Obviously, the Australian news organizations value their content differently and are seeking significant compensation for linking to their content. They argue that their advertising revenues are down and believe that Facebook is the beneficiary of the shift in ad dollars, attributable in part to the availability of links to their articles on the social media site.
While I think Facebook has the better argument – the news articles may be everything to the media organizations but are a tiny part of the Facebook universe that are not even posted in full – it is hard to see how this amounts to anything more than a dispute over a licensing fee with the Australian government intervening by creating a binding arbitration mechanism to mandate the licensing fee. Facebook is effectively now saying that it does not want to licence the content and will take steps to ensure that it is not available on its site. That isn’t a threat, it’s a reasonable commercial response to government intervention in a licensing dispute. The move should not come as a surprise, given that Facebook said that this is what it would do months ago. Moreover, similar attempts to mandate licensing of news articles in Spain and Germany led Google to remove the content from its news service. There is a difference in valuation and the companies – like any other companies – are responding by adjusting their business model.
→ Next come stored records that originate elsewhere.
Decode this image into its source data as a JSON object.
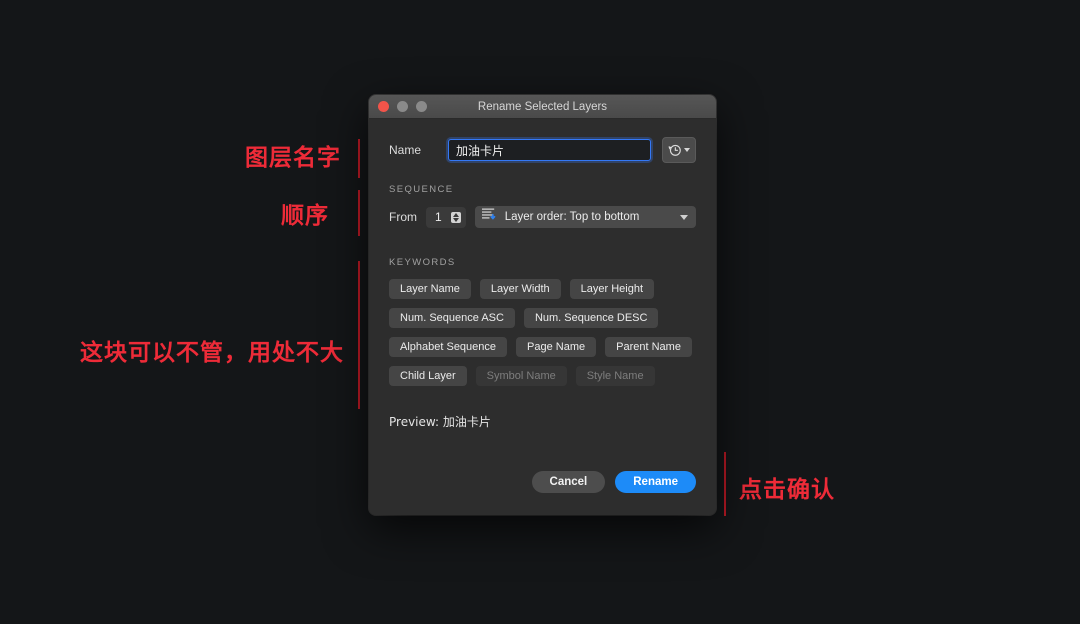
{
  "annotations": [
    {
      "id": "layer-name",
      "text": "图层名字"
    },
    {
      "id": "order",
      "text": "顺序"
    },
    {
      "id": "ignore",
      "text": "这块可以不管，用处不大"
    },
    {
      "id": "confirm",
      "text": "点击确认"
    }
  ],
  "colors": {
    "annotation_red": "#ee2b38",
    "annotation_bar": "#c01a26",
    "accent_blue": "#1d8bf8",
    "focus_ring": "#3478f6",
    "page_background": "#141618",
    "dialog_background": "#2d2d2d",
    "titlebar": "#4a4a4a"
  },
  "dialog": {
    "title": "Rename Selected Layers",
    "traffic_lights": [
      "close",
      "minimize",
      "zoom"
    ],
    "name": {
      "label": "Name",
      "value": "加油卡片",
      "placeholder": "",
      "history_icon": "history-clock-icon"
    },
    "sequence": {
      "section_label": "SEQUENCE",
      "from_label": "From",
      "from_value": "1",
      "order_icon": "layer-order-icon",
      "order_value": "Layer order: Top to bottom"
    },
    "keywords": {
      "section_label": "KEYWORDS",
      "rows": [
        [
          {
            "label": "Layer Name",
            "disabled": false
          },
          {
            "label": "Layer Width",
            "disabled": false
          },
          {
            "label": "Layer Height",
            "disabled": false
          }
        ],
        [
          {
            "label": "Num. Sequence ASC",
            "disabled": false
          },
          {
            "label": "Num. Sequence DESC",
            "disabled": false
          }
        ],
        [
          {
            "label": "Alphabet Sequence",
            "disabled": false
          },
          {
            "label": "Page Name",
            "disabled": false
          },
          {
            "label": "Parent Name",
            "disabled": false
          }
        ],
        [
          {
            "label": "Child Layer",
            "disabled": false
          },
          {
            "label": "Symbol Name",
            "disabled": true
          },
          {
            "label": "Style Name",
            "disabled": true
          }
        ]
      ]
    },
    "preview": {
      "label": "Preview:",
      "value": "加油卡片",
      "text": "Preview: 加油卡片"
    },
    "footer": {
      "cancel_label": "Cancel",
      "rename_label": "Rename"
    }
  }
}
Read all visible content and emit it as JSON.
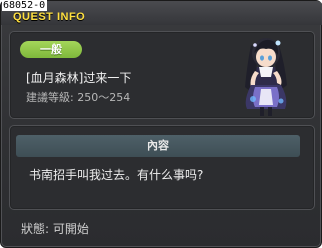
{
  "quest_id": "68052-0",
  "window": {
    "title": "QUEST INFO"
  },
  "quest": {
    "category": "一般",
    "name": "[血月森林]过来一下",
    "recommended_level": "建議等級: 250〜254"
  },
  "npc": {
    "portrait": "npc-portrait"
  },
  "content": {
    "header": "內容",
    "text": "书南招手叫我过去。有什么事吗?"
  },
  "status": "狀態: 可開始",
  "colors": {
    "title": "#ffe040",
    "badge": "#8dc447",
    "content_header": "#46575e",
    "window_bg": "#2f3033"
  }
}
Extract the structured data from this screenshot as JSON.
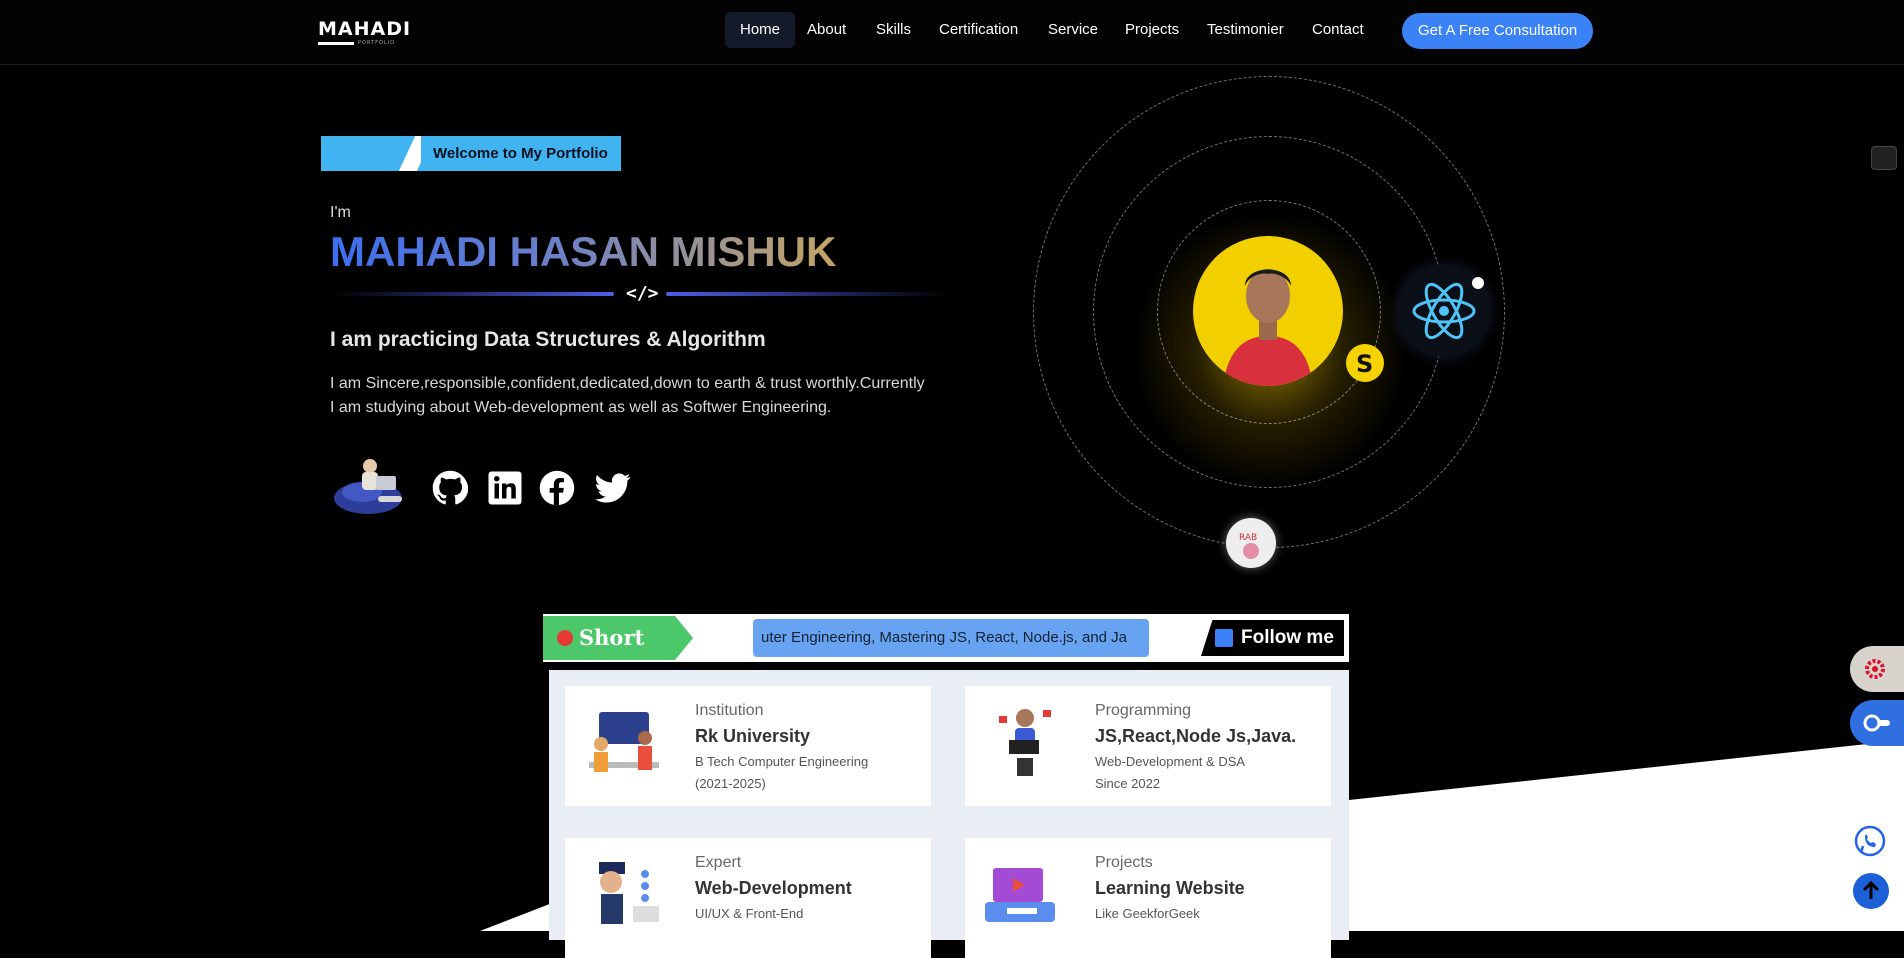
{
  "nav": {
    "logo": "MAHADI",
    "logo_sub": "PORTFOLIO",
    "links": [
      "Home",
      "About",
      "Skills",
      "Certification",
      "Service",
      "Projects",
      "Testimonier",
      "Contact"
    ],
    "active": "Home",
    "cta": "Get A Free Consultation"
  },
  "hero": {
    "welcome": "Welcome to My Portfolio",
    "greeting": "I'm",
    "name": "MAHADI HASAN MISHUK",
    "code_symbol": "</>",
    "tagline": "I am practicing Data Structures & Algorithm",
    "bio_line1": "I am Sincere,responsible,confident,dedicated,down to earth & trust worthly.Currently",
    "bio_line2": "I am studying about Web-development as well as Softwer Engineering.",
    "social_icons": [
      "github-icon",
      "linkedin-icon",
      "facebook-icon",
      "twitter-icon"
    ]
  },
  "intro": {
    "tag": "Short Intro",
    "ticker": "uter Engineering, Mastering JS, React, Node.js, and Ja",
    "follow": "Follow me"
  },
  "cards": [
    {
      "label": "Institution",
      "title": "Rk University",
      "desc1": "B Tech Computer Engineering",
      "desc2": "(2021-2025)"
    },
    {
      "label": "Programming",
      "title": "JS,React,Node Js,Java.",
      "desc1": "Web-Development & DSA",
      "desc2": "Since 2022"
    },
    {
      "label": "Expert",
      "title": "Web-Development",
      "desc1": "UI/UX & Front-End",
      "desc2": ""
    },
    {
      "label": "Projects",
      "title": "Learning Website",
      "desc1": "Like GeekforGeek",
      "desc2": ""
    }
  ],
  "colors": {
    "accent": "#3b82f6",
    "intro_green": "#4cc86a",
    "ticker_blue": "#67a3f0",
    "avatar_yellow": "#f2d000"
  }
}
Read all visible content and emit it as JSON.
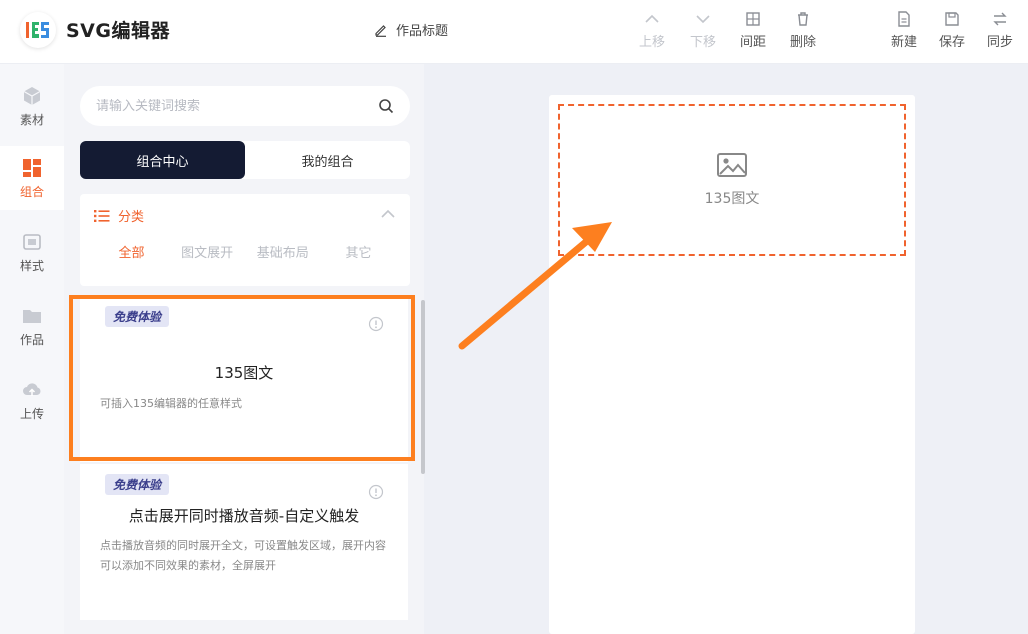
{
  "header": {
    "app_title": "SVG编辑器",
    "work_title": "作品标题",
    "tools": [
      {
        "label": "上移",
        "icon": "arrow-up-icon",
        "disabled": true
      },
      {
        "label": "下移",
        "icon": "arrow-down-icon",
        "disabled": true
      },
      {
        "label": "间距",
        "icon": "spacing-icon",
        "disabled": false
      },
      {
        "label": "删除",
        "icon": "trash-icon",
        "disabled": false
      },
      {
        "label": "新建",
        "icon": "new-file-icon",
        "disabled": false
      },
      {
        "label": "保存",
        "icon": "save-icon",
        "disabled": false
      },
      {
        "label": "同步",
        "icon": "sync-icon",
        "disabled": false
      }
    ]
  },
  "rail": {
    "items": [
      {
        "label": "素材",
        "icon": "cube-icon",
        "active": false
      },
      {
        "label": "组合",
        "icon": "layout-blocks-icon",
        "active": true
      },
      {
        "label": "样式",
        "icon": "image-frame-icon",
        "active": false
      },
      {
        "label": "作品",
        "icon": "folder-icon",
        "active": false
      },
      {
        "label": "上传",
        "icon": "cloud-upload-icon",
        "active": false
      }
    ]
  },
  "panel": {
    "search_placeholder": "请输入关键词搜索",
    "segments": [
      "组合中心",
      "我的组合"
    ],
    "active_segment": 0,
    "category": {
      "label": "分类",
      "tabs": [
        "全部",
        "图文展开",
        "基础布局",
        "其它"
      ],
      "active_tab": 0
    },
    "cards": [
      {
        "badge": "免费体验",
        "title": "135图文",
        "desc": "可插入135编辑器的任意样式"
      },
      {
        "badge": "免费体验",
        "title": "点击展开同时播放音频-自定义触发",
        "desc": "点击播放音频的同时展开全文，可设置触发区域，展开内容可以添加不同效果的素材，全屏展开"
      }
    ]
  },
  "canvas": {
    "placeholder_label": "135图文"
  },
  "colors": {
    "accent": "#f0632e",
    "highlight": "#fd7f1f",
    "dark": "#141b33"
  }
}
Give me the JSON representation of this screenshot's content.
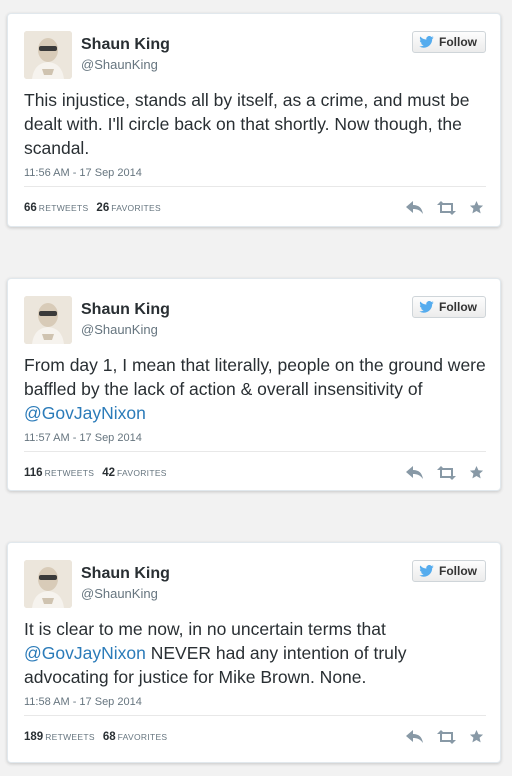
{
  "follow_label": "Follow",
  "icons": {
    "follow": "twitter-bird-icon",
    "reply": "reply-icon",
    "retweet": "retweet-icon",
    "favorite": "star-icon"
  },
  "colors": {
    "link": "#2b7bb9",
    "text": "#292f33",
    "muted": "#66757f",
    "action_icon": "#8899a6",
    "twitter_blue": "#55acee"
  },
  "tweets": [
    {
      "name": "Shaun King",
      "handle": "@ShaunKing",
      "text_before": "This injustice, stands all by itself, as a crime, and must be dealt with. I'll circle back on that shortly. Now though, the scandal.",
      "mention": "",
      "text_after": "",
      "date": "11:56 AM - 17 Sep 2014",
      "retweets": "66",
      "retweets_label": "RETWEETS",
      "favorites": "26",
      "favorites_label": "FAVORITES"
    },
    {
      "name": "Shaun King",
      "handle": "@ShaunKing",
      "text_before": "From day 1, I mean that literally, people on the ground were baffled by the lack of action & overall insensitivity of ",
      "mention": "@GovJayNixon",
      "text_after": "",
      "date": "11:57 AM - 17 Sep 2014",
      "retweets": "116",
      "retweets_label": "RETWEETS",
      "favorites": "42",
      "favorites_label": "FAVORITES"
    },
    {
      "name": "Shaun King",
      "handle": "@ShaunKing",
      "text_before": "It is clear to me now, in no uncertain terms that ",
      "mention": "@GovJayNixon",
      "text_after": " NEVER had any intention of truly advocating for justice for Mike Brown. None.",
      "date": "11:58 AM - 17 Sep 2014",
      "retweets": "189",
      "retweets_label": "RETWEETS",
      "favorites": "68",
      "favorites_label": "FAVORITES"
    }
  ]
}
Minister Guilbeault says he stands with the Australian government, but it would be a mistake to follow the same approach. First, given the limited value of news articles, there is little doubt that Facebook would do the same thing in Canada (or any other country). Once Facebook has built the capability of identifying news articles and blocking them from the service in Australia, it will be easy to implement the same approach. As a result, everyone would lose: Canadians would have less access to news on Internet platforms and Canadian news organizations would have reduced visitors and revenues.
Second, the approach would require Guilbeault – or the CRTC (which is likely to be granted new powers) – to regulate content and commercial relationships on Internet sites. This would turn the Internet in Canada into a cable-like service with a regulator potentially dictating what must appear on websites (essentially making Canadian news a “must carry” on the Internet). The approach would swiftly lead to constitutional and trade challenges as potential violations of the Charter of Rights and Freedoms and the newly signed USMCA. Canada is particularly vulnerable on the trade front given the new trade agreement and the specific targeting of two U.S. companies with these measures.
Third, the entire approach raises a series of new risks. The absence of news articles on Internet platforms will enhance the profile of questionable sources, running the risk of more misinformation, not less. Further, despite concerns about Facebook’s power, this will make the company even more powerful as it makes its own determinations about who qualifies as a news organization (and therefore finds its content blocked from sharing). There are also obviously risks to smaller media organizations that rely on social media as part of their business model, yet find themselves blocked alongside the media giants.
The government has been looking for a solution to assist a troubled media industry. I’ve argued that if the market alone will not sustain much-needed journalism, then there is an argument that government should support it in the public interest using general tax revenues. Yet Guilbeault has thus far failed to deliver on prior promises of support with programs struggling to get up and running. Rather than looking to the Internet as an ATM for government policy and aligning with Rupert Murdoch in a manner that will ultimately harm Canadians and Canadian media, he would do better to focus on figuring out why support announced months ago is still stuck at the starting gate.